** Your instructions **
Examine each line of the data, and copy the ones containing "门店区域名称".

[Element data from apps and pages]
+++++

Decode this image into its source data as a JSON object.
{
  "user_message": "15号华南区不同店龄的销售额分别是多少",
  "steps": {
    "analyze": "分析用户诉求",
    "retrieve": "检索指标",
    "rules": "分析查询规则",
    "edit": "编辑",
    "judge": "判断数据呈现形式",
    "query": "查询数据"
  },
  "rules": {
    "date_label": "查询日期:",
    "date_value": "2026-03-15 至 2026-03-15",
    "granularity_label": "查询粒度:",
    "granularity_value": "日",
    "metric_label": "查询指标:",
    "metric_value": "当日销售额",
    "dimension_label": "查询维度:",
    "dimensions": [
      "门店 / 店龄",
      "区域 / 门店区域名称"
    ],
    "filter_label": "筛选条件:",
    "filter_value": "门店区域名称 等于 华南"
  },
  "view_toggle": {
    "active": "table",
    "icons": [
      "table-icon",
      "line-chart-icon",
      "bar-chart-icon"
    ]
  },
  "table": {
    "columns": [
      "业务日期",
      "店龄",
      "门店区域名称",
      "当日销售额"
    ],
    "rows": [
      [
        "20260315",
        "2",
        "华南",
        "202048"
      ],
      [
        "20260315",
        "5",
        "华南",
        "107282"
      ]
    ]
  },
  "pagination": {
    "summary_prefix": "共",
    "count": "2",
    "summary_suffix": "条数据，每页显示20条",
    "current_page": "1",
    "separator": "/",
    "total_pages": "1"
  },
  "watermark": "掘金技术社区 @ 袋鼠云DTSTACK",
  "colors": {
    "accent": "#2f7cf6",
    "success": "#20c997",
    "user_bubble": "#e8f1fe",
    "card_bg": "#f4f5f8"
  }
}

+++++

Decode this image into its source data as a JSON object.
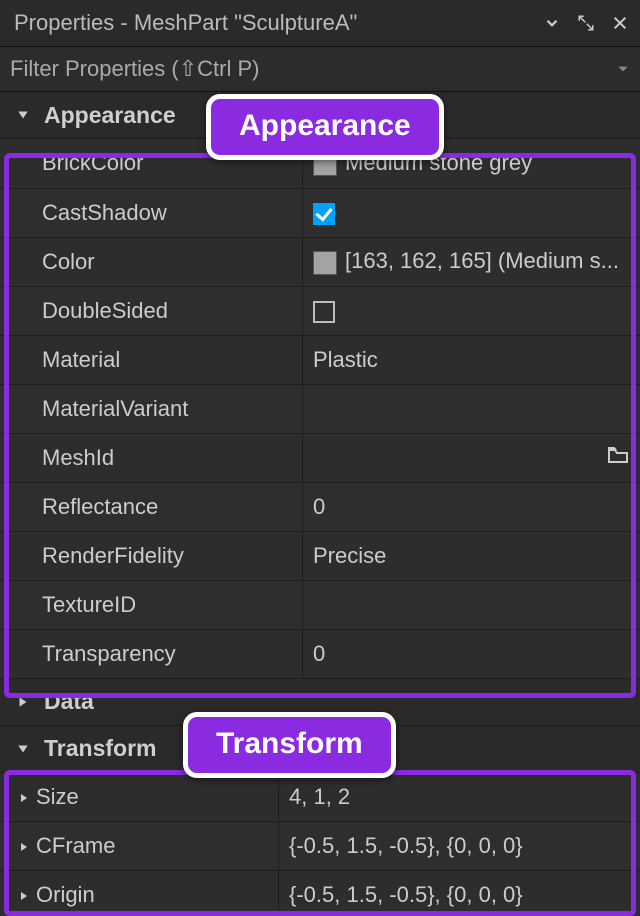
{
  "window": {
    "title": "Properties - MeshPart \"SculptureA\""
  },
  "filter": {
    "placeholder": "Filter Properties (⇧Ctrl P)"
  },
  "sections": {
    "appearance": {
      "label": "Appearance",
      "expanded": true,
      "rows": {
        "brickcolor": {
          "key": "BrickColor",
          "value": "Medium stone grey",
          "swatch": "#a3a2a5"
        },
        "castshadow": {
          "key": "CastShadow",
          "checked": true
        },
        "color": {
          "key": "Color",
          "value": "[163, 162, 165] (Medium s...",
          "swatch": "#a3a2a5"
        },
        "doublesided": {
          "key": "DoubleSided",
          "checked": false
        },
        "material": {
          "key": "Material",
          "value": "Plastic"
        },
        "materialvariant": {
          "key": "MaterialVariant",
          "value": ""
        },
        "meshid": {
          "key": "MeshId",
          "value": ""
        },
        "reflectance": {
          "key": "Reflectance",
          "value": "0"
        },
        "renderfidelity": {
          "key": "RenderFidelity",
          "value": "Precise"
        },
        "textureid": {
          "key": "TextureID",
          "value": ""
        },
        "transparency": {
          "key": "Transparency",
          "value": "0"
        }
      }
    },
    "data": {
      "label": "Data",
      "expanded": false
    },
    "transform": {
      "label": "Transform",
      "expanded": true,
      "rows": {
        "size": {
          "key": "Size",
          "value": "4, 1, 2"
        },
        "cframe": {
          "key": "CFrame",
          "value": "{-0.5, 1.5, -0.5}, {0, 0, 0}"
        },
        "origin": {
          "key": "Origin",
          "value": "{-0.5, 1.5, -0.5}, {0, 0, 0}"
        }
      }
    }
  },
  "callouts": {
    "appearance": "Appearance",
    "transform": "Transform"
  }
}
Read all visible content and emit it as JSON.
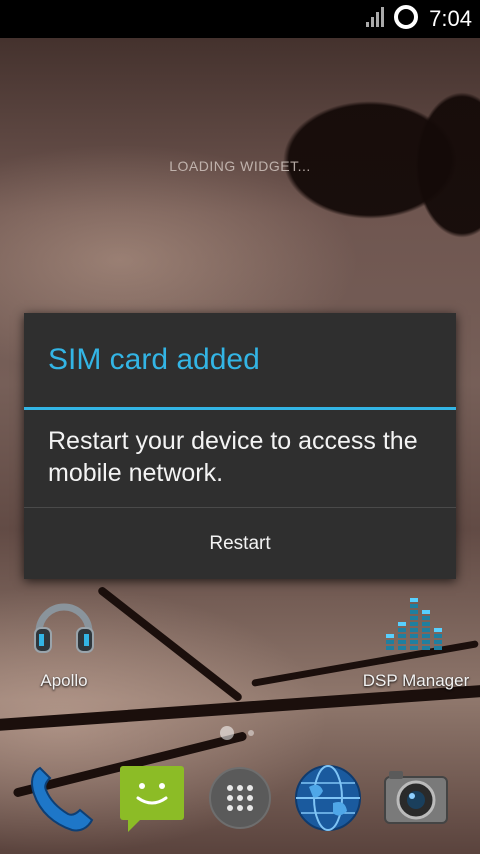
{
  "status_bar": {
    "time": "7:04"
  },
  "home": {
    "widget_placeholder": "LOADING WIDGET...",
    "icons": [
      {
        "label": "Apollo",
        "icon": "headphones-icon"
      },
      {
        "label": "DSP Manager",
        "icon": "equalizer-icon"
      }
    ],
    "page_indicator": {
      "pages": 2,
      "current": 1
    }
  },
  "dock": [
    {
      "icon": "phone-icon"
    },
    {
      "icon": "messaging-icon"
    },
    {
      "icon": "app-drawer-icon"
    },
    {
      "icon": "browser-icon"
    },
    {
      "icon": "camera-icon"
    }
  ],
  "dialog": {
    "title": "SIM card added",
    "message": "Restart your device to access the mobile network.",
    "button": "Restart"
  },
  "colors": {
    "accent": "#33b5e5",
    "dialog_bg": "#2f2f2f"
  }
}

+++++

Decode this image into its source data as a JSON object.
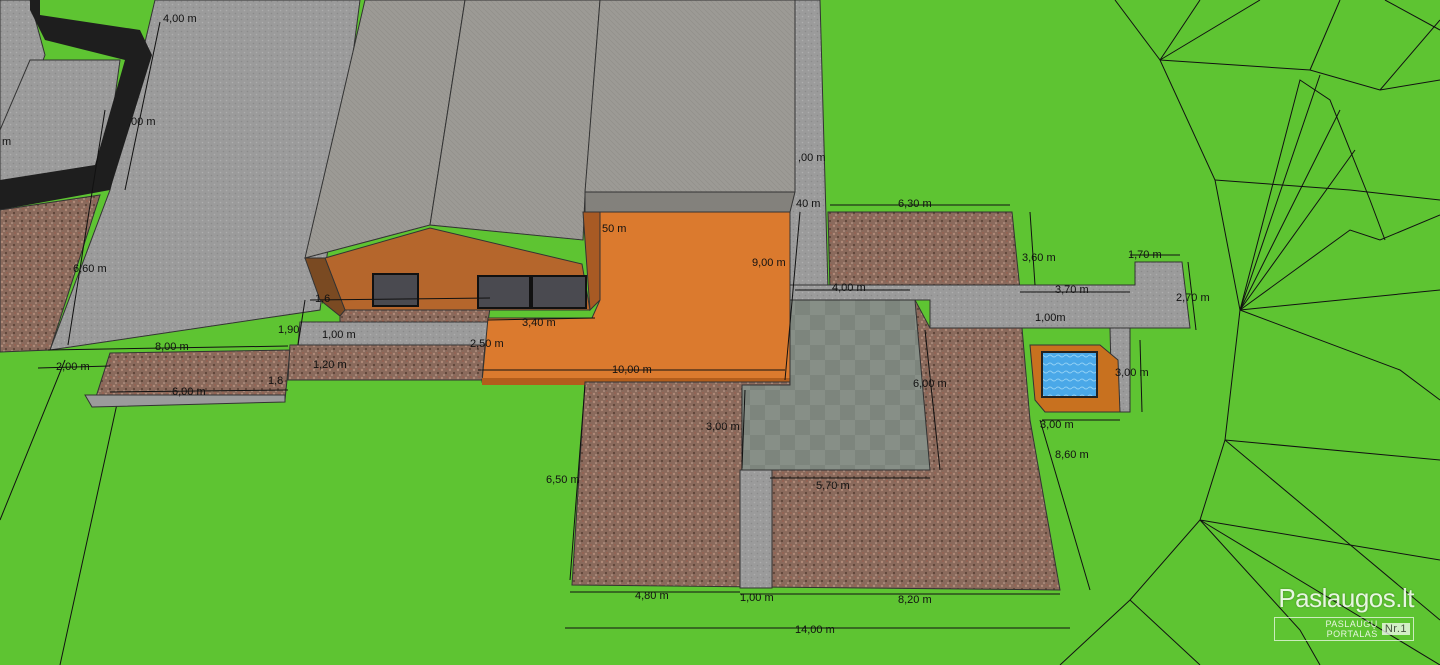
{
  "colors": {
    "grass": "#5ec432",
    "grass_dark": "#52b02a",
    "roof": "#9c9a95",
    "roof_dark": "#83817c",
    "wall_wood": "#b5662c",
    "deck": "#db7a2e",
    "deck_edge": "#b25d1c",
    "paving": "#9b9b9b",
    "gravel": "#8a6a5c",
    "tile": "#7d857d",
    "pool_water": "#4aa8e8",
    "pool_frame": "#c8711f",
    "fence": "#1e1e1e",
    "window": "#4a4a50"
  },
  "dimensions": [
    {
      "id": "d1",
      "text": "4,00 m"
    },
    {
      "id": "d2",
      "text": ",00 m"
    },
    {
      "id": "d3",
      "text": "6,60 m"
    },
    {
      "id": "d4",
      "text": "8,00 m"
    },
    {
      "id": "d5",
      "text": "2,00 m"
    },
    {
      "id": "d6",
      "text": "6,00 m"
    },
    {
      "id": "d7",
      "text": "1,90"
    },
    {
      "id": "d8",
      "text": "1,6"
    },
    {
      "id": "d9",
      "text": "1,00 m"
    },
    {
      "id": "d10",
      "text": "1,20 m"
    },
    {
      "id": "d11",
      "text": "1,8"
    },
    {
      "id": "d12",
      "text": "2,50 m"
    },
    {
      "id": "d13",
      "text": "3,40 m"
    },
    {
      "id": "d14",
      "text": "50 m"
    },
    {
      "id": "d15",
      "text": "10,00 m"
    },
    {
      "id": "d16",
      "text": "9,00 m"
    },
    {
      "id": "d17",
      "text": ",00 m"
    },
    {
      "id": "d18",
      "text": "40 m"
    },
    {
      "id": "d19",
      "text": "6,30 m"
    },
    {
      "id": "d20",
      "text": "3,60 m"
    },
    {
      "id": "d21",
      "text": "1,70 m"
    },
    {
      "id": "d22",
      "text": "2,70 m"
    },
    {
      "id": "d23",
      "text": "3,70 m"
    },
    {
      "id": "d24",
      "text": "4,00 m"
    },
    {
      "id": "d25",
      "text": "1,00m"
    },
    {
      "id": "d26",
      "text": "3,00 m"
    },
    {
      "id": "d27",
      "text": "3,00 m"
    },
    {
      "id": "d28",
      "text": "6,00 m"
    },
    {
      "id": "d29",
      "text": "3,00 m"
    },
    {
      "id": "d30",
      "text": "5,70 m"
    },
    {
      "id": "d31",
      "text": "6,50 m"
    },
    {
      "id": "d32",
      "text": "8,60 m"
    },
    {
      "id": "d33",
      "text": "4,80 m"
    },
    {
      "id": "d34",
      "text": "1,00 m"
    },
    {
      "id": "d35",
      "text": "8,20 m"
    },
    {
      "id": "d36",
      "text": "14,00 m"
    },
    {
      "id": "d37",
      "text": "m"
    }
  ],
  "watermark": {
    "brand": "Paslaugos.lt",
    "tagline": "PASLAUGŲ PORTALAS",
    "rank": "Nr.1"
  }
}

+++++

** Exercise answer **
      "区域 / 门店区域名称"
    "filter_value": "门店区域名称 等于 华南"
      "门店区域名称",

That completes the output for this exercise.